In some situations, a dog bite victim can hold a landlord liable for the attack, even if the landlord wasn’t the dog’s owner. To win, the victim must be able to prove that:
- The landlord knew of the dog’s presence on the property (at time the initial lease was signed); and
- The landlord knew of the dog’s propensity toward biting or attacking; and
- The dog caused the victim’s injuries.
The terms of your lease agreement may also create a contractual duty on the part of the landlord.
Will Homeowners’ Insurance Cover Dog Bites in New York?
In many cases, yes.
Often, we hear from people who’ve been hurt by a neighbor’s dog, cat, or other pet. They need compensation for their injuries — which can be substantial — but they don’t want to create hard feelings by taking legal action against a neighbor, family member, or friend.
In these situations, it’s important to remember that even if your claim is technically being filed against the person you know, it is their homeowner’s insurance policy that will ultimately be responsible for paying you. In fact, the dog owner may have relatively little involvement in the whole process.
An experienced Kingston dog bite lawyer at O’Connor & Partners can help you handle this sensitive situation delicately.
When Should I Contact a New York Dog Bite Attorney?
New York’s dog bite laws are different from most other states’. They’re also outdated. Unfortunately, our state has some of the oldest animal attack laws on the book, and that can make these claims challenging for injury victims. But don’t let that dissuade you from getting the justice you need and deserve.
The attorneys at O’Connor & Partners have helped many New Yorkers recover full and fair compensation after an animal attack. We understand the evidence required to prevail in these claims, and we have a long record of success.

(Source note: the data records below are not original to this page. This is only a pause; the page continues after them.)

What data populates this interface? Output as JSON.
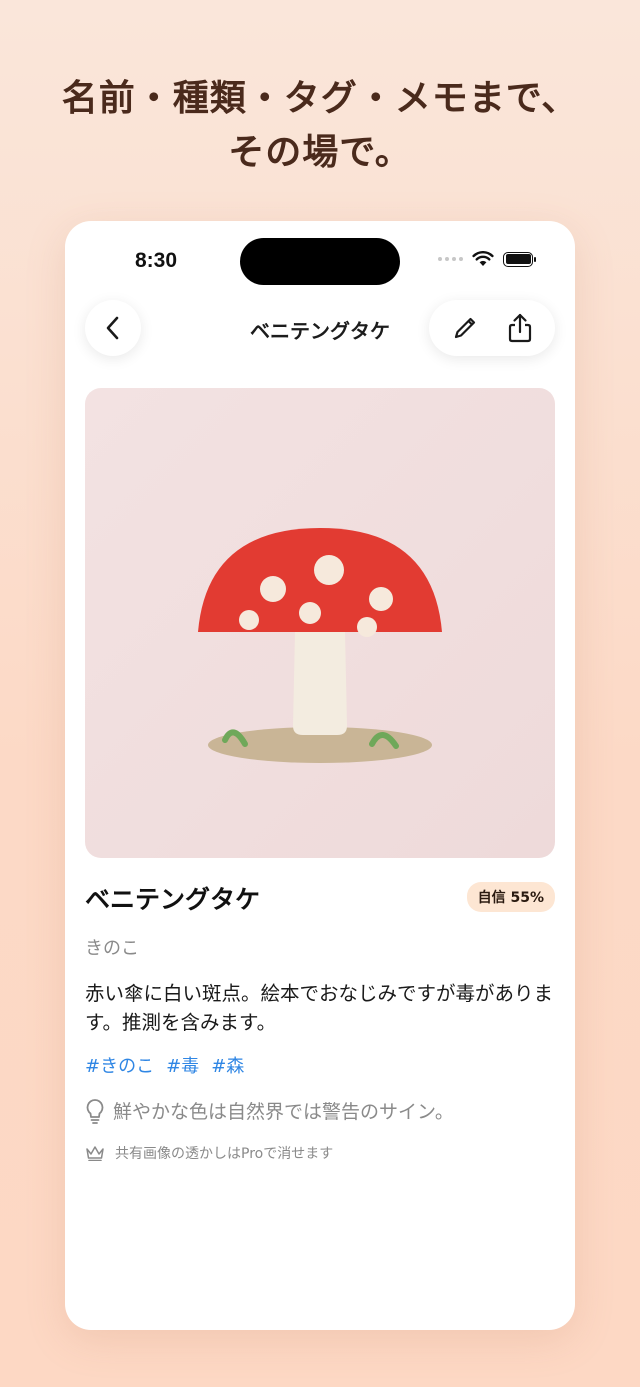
{
  "headline": {
    "line1": "名前・種類・タグ・メモまで、",
    "line2": "その場で。"
  },
  "status_bar": {
    "time": "8:30"
  },
  "nav": {
    "title": "ベニテングタケ",
    "back_icon": "chevron-left-icon",
    "edit_icon": "pencil-icon",
    "share_icon": "share-icon"
  },
  "detail": {
    "name": "ベニテングタケ",
    "confidence_badge": "自信 55%",
    "category": "きのこ",
    "description": "赤い傘に白い斑点。絵本でおなじみですが毒があります。推測を含みます。",
    "tags": [
      "#きのこ",
      "#毒",
      "#森"
    ],
    "tip": "鮮やかな色は自然界では警告のサイン。",
    "pro_note": "共有画像の透かしはProで消せます"
  },
  "colors": {
    "accent_tag": "#2f86e4",
    "cap_red": "#e23b32",
    "badge_bg": "#fde6d3",
    "headline": "#4a2a1c"
  }
}
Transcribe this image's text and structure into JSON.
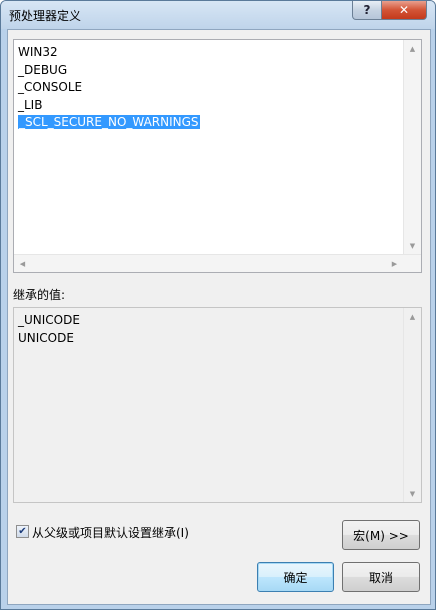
{
  "window": {
    "title": "预处理器定义",
    "help_label": "?",
    "close_label": "✕"
  },
  "definitions": {
    "items": [
      "WIN32",
      "_DEBUG",
      "_CONSOLE",
      "_LIB",
      "_SCL_SECURE_NO_WARNINGS"
    ],
    "selected_index": 4
  },
  "inherited": {
    "label": "继承的值:",
    "items": [
      "_UNICODE",
      "UNICODE"
    ]
  },
  "inherit_checkbox": {
    "checked": true,
    "label": "从父级或项目默认设置继承(I)"
  },
  "buttons": {
    "macros_label": "宏(M) >>",
    "ok_label": "确定",
    "cancel_label": "取消"
  },
  "icons": {
    "help": "question-mark-icon",
    "close": "close-x-icon",
    "scroll_up": "triangle-up-icon",
    "scroll_down": "triangle-down-icon",
    "scroll_left": "triangle-left-icon",
    "scroll_right": "triangle-right-icon",
    "check": "checkmark-icon"
  },
  "colors": {
    "selection": "#3399ff",
    "close_button": "#c43a1c",
    "default_button_border": "#3c7fb1"
  }
}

It is our goal to maximize the compensation you receive, which in many cases comes from an insurance company following a strategic negotiation process. In fact, in many instances, we’ve been able to get our clients a robust monetary recovery without going to court at all (though we’re always prepared for a trial if that’s what it takes).
If you’ve been injured by someone’s dog (or some other pet), and you believe the dog might have been dangerous or has attacked someone in the past, please call us as soon as possible to discuss the situation more closely.
We offer no-cost, no-risk consultations to animal attack victims in New York. If you end up hiring us after the consultation, we will not charge you a fee unless we get you money first.
O’Connor & Partners is proud to serve clients throughout the Hudson Valley and beyond, including Kingston, Newburgh, Poughkeepsie, New York City, and the surrounding areas. If you can’t come to us, we’ll come to you to discuss your case in person!